Our last column explored the content of education today. This one will explore the structure itself: addressing the big problem of Middle School.
Most of the country divides up children into Elementary School (kindergarten through 6th grade; Middle School 7th and 8th, High School 9th-12th). These divisions are supposed to track the physical and mental changes in children as they transition through these years. Today, however, information is pouring in about Middle Schools---in movies, reports from parents, and accounts from children themselves.
There is no doubt that hormonal changes are the great divide between children and adolescents, and there doesn?t seem to be much adult help while children undergo these changes.
I never experienced Middle School, and from what I hear and read, I am so glad I didn?t. My school system was in New York State from the 1940s to 1950s. My schools were all in Rochester, New York, in a city of 300,000, blessed with plenty of culture (much paid for by the George Eastman estate) and industries with a long life (Eastman Kodak, Bausch & Lomb, and Xerox). We had excellent museums and public libraries, a great music school, and a university.
The grade school system then was Kindergarten through 7th grade, the last grade before teen ages. I attended a public high school built during the Roosevelt Administration: a big school that brought together all the ethnicities then dominant in the city: Anglo-Saxon, German, Jewish, Italian, Polish. I do not remember any Black children in this particular school; the Black neighborhood was in another part of the city.
What was really different was that we were a five-year high school, 8th grade through 12th. The 8th graders were often short and physically transitioning, reaching their final heights by 10th grade. They were low man on the totem pole, and did not dare act out, fearing the scolding and scorn of our bigger schoolmates.
What I do not recall is hating going to school. We were collected in homerooms for our first class?and these were numbered 8-1 through 8-whatever, and the school authorities insisted that these numbers did not indicate status. (This was not true. The 8-1s studied Latin and were identified as college material. I had a friend in 8-2, and he studied Spanish, not necessarily college bound.)
School was exciting, fun, our teachers were human beings to us, and often mentors. Our classmates were peers, and most of us did indeed go to college.
The miseries, bullying, and cliques of today?s Middle Schools (Junior Highs) were missing. We all went through the same hormonal changes and difficulties of today?s adolescents, but the acting out was missing. Nobody had to tell us not to bully. That was addressed in grade school by our teachers. And because we were all from working class or middle class families, we did not experience the economic disparities that automatically created differences.
I never discovered girls with cashmere sweaters and pearls who shunned the rest of us, or service groups called "Knights and Ladies" whose parents could afford the special clothes and activities they enjoyed, until I had my last two years of High School in California. It was a much more stressful environment than Rochester had been.
What brought this to mind was an article about a 13-year-old refugee from the Ukraine war who was in Middle School in San Francisco. She was horrified to observe the behavior, the bullying, acting out, rudeness to teachers, by these teens. She, and other refugees, were bullied, not welcomed. School was not like that in Ukraine.

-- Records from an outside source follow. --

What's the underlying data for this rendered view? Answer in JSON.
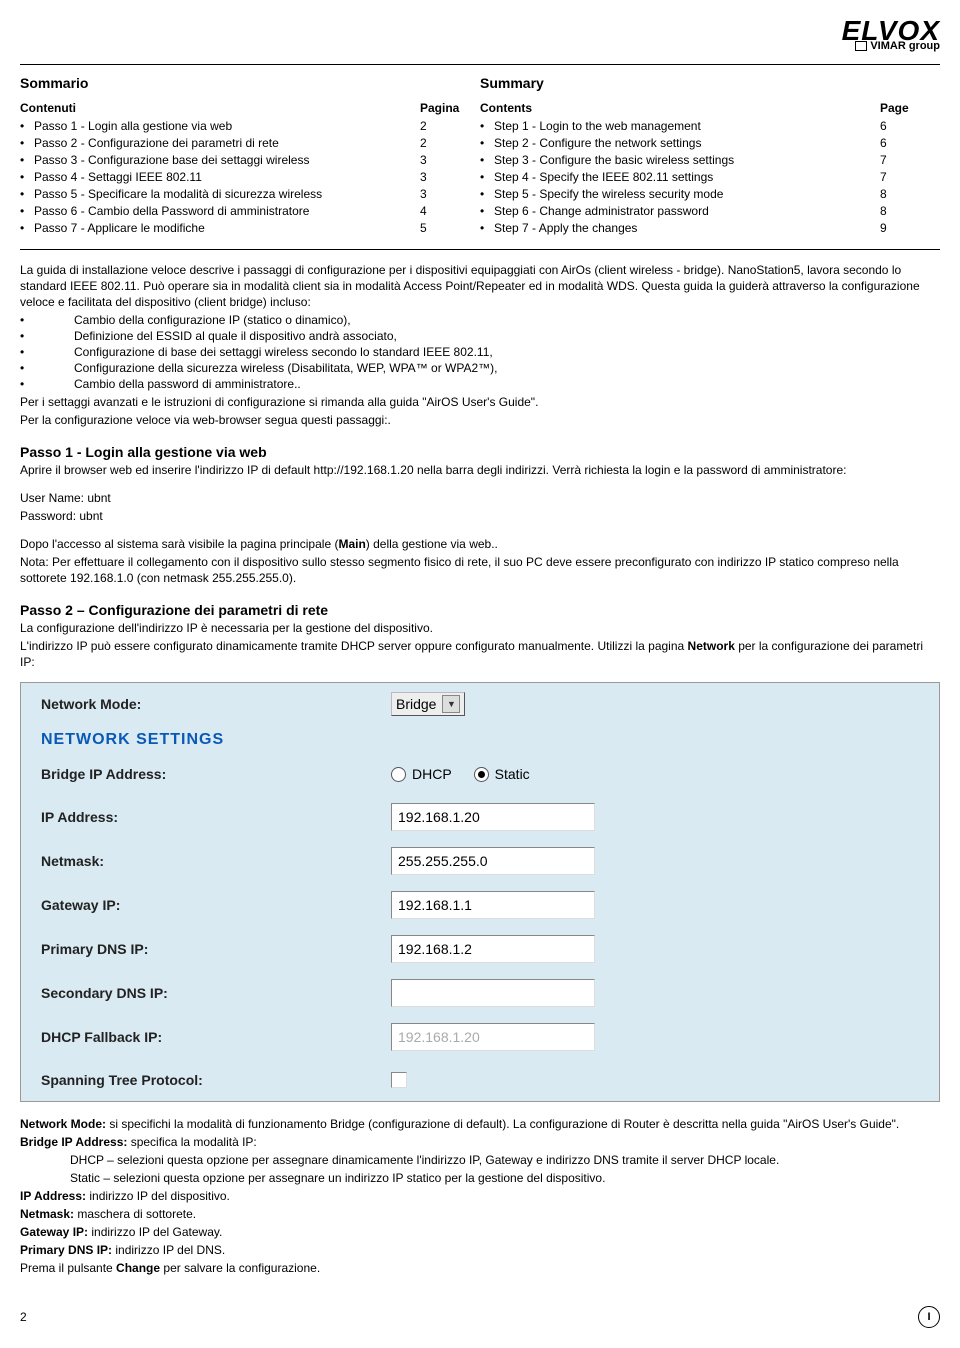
{
  "header": {
    "logo_text": "ELVOX",
    "sub_logo": "VIMAR group"
  },
  "toc": {
    "it": {
      "title": "Sommario",
      "col1_label": "Contenuti",
      "col2_label": "Pagina",
      "items": [
        {
          "text": "Passo 1 - Login alla gestione via web",
          "page": "2"
        },
        {
          "text": "Passo 2 - Configurazione dei parametri di rete",
          "page": "2"
        },
        {
          "text": "Passo 3 - Configurazione base dei settaggi wireless",
          "page": "3"
        },
        {
          "text": "Passo 4 - Settaggi IEEE 802.11",
          "page": "3"
        },
        {
          "text": "Passo 5 - Specificare la modalità di sicurezza wireless",
          "page": "3"
        },
        {
          "text": "Passo 6 - Cambio della Password di amministratore",
          "page": "4"
        },
        {
          "text": "Passo 7 - Applicare le modifiche",
          "page": "5"
        }
      ]
    },
    "en": {
      "title": "Summary",
      "col1_label": "Contents",
      "col2_label": "Page",
      "items": [
        {
          "text": "Step 1 - Login to the web management",
          "page": "6"
        },
        {
          "text": "Step 2 - Configure the network settings",
          "page": "6"
        },
        {
          "text": "Step 3 - Configure the basic wireless settings",
          "page": "7"
        },
        {
          "text": "Step 4 - Specify the IEEE 802.11 settings",
          "page": "7"
        },
        {
          "text": "Step 5 - Specify the wireless security mode",
          "page": "8"
        },
        {
          "text": "Step 6 - Change administrator password",
          "page": "8"
        },
        {
          "text": "Step 7 - Apply the changes",
          "page": "9"
        }
      ]
    }
  },
  "intro": {
    "p1": "La guida di installazione veloce descrive i passaggi di configurazione per i dispositivi equipaggiati con AirOs (client wireless - bridge). NanoStation5, lavora secondo lo standard IEEE 802.11. Può operare sia in modalità client sia in modalità Access Point/Repeater ed in modalità WDS. Questa guida la guiderà attraverso la configurazione veloce e facilitata del dispositivo (client bridge)  incluso:",
    "bullets": [
      "Cambio della configurazione IP (statico o dinamico),",
      "Definizione del ESSID al quale il dispositivo andrà associato,",
      "Configurazione di base dei settaggi wireless secondo lo standard IEEE 802.11,",
      "Configurazione della sicurezza wireless (Disabilitata, WEP, WPA™ or WPA2™),",
      "Cambio della password di amministratore.."
    ],
    "p2": "Per i settaggi avanzati e le istruzioni di configurazione si rimanda alla guida \"AirOS User's Guide\".",
    "p3": "Per la configurazione veloce via web-browser segua questi passaggi:."
  },
  "passo1": {
    "title": "Passo 1 - Login alla gestione via web",
    "p1": "Aprire il browser web ed inserire l'indirizzo IP di default http://192.168.1.20 nella barra degli indirizzi. Verrà richiesta la login e la password di amministratore:",
    "user_label": "User Name: ubnt",
    "pass_label": "Password: ubnt",
    "p2_a": "Dopo l'accesso al sistema sarà visibile la pagina principale (",
    "p2_b": "Main",
    "p2_c": ") della gestione via web..",
    "p3_a": "Nota: Per effettuare il collegamento con il dispositivo sullo stesso segmento fisico di rete, il suo PC deve essere preconfigurato con indirizzo IP statico compreso nella sottorete 192.168.1.0 (con netmask 255.255.255.0)."
  },
  "passo2": {
    "title": "Passo 2 – Configurazione dei parametri di rete",
    "p1": "La configurazione dell'indirizzo IP è necessaria per la gestione del dispositivo.",
    "p2_a": "L'indirizzo IP può essere configurato dinamicamente tramite  DHCP server oppure configurato manualmente. Utilizzi la pagina ",
    "p2_b": "Network",
    "p2_c": " per la configurazione dei parametri IP:"
  },
  "screenshot": {
    "network_mode_label": "Network Mode:",
    "network_mode_value": "Bridge",
    "section_title": "NETWORK SETTINGS",
    "fields": {
      "bridge_ip_label": "Bridge IP Address:",
      "dhcp_label": "DHCP",
      "static_label": "Static",
      "ip_label": "IP Address:",
      "ip_value": "192.168.1.20",
      "netmask_label": "Netmask:",
      "netmask_value": "255.255.255.0",
      "gateway_label": "Gateway IP:",
      "gateway_value": "192.168.1.1",
      "pdns_label": "Primary DNS IP:",
      "pdns_value": "192.168.1.2",
      "sdns_label": "Secondary DNS IP:",
      "sdns_value": "",
      "fallback_label": "DHCP Fallback IP:",
      "fallback_value": "192.168.1.20",
      "stp_label": "Spanning Tree Protocol:"
    }
  },
  "post": {
    "netmode_b": "Network Mode:",
    "netmode_t": " si specifichi la modalità di funzionamento Bridge (configurazione di default). La configurazione di Router è descritta nella guida \"AirOS User's Guide\".",
    "bip_b": "Bridge IP Address:",
    "bip_t": " specifica la modalità IP:",
    "dhcp_line": "DHCP – selezioni questa opzione per assegnare dinamicamente l'indirizzo IP, Gateway e indirizzo DNS tramite il server DHCP locale.",
    "static_line": "Static – selezioni questa opzione per assegnare un indirizzo IP statico per la gestione del dispositivo.",
    "ip_b": "IP Address:",
    "ip_t": " indirizzo IP del dispositivo.",
    "nm_b": "Netmask:",
    "nm_t": " maschera di sottorete.",
    "gw_b": "Gateway IP:",
    "gw_t": " indirizzo IP del Gateway.",
    "pdns_b": "Primary DNS IP:",
    "pdns_t": " indirizzo IP del DNS.",
    "change_a": "Prema il pulsante ",
    "change_b": "Change",
    "change_c": " per salvare la configurazione."
  },
  "footer": {
    "page_num": "2",
    "lang": "I"
  }
}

The two years of home-schooling during the Pandemic, along with the introduction of social media, had turned otherwise vulnerable beginning adolescents into bullies and victims. The United States also underfunds its schools, particularly those of the less advantaged children. Education depends on zip code, unfortunately.
Adding to these already trying conditions, teachers are being bullied by stupid governors and bullying parents, both poisoning the learning experience of the already stressed children.

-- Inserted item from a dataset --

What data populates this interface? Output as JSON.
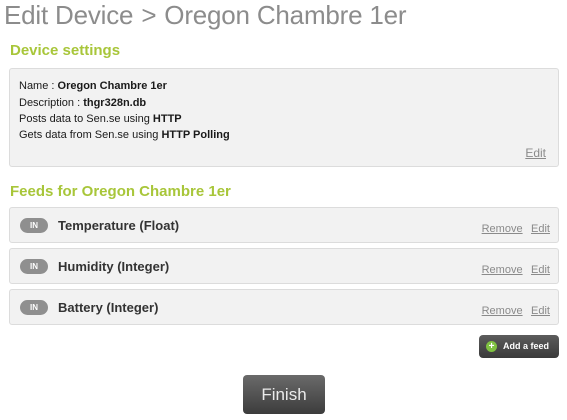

Middle School is a big mistake. Not a role model in sight just when they need them.
Dr. Laina Farhat-Holzman is a historian, lecturer, and author of "How Do You Know That? Contact her at Lfarhat102@gmail.com or www.globalthink.net.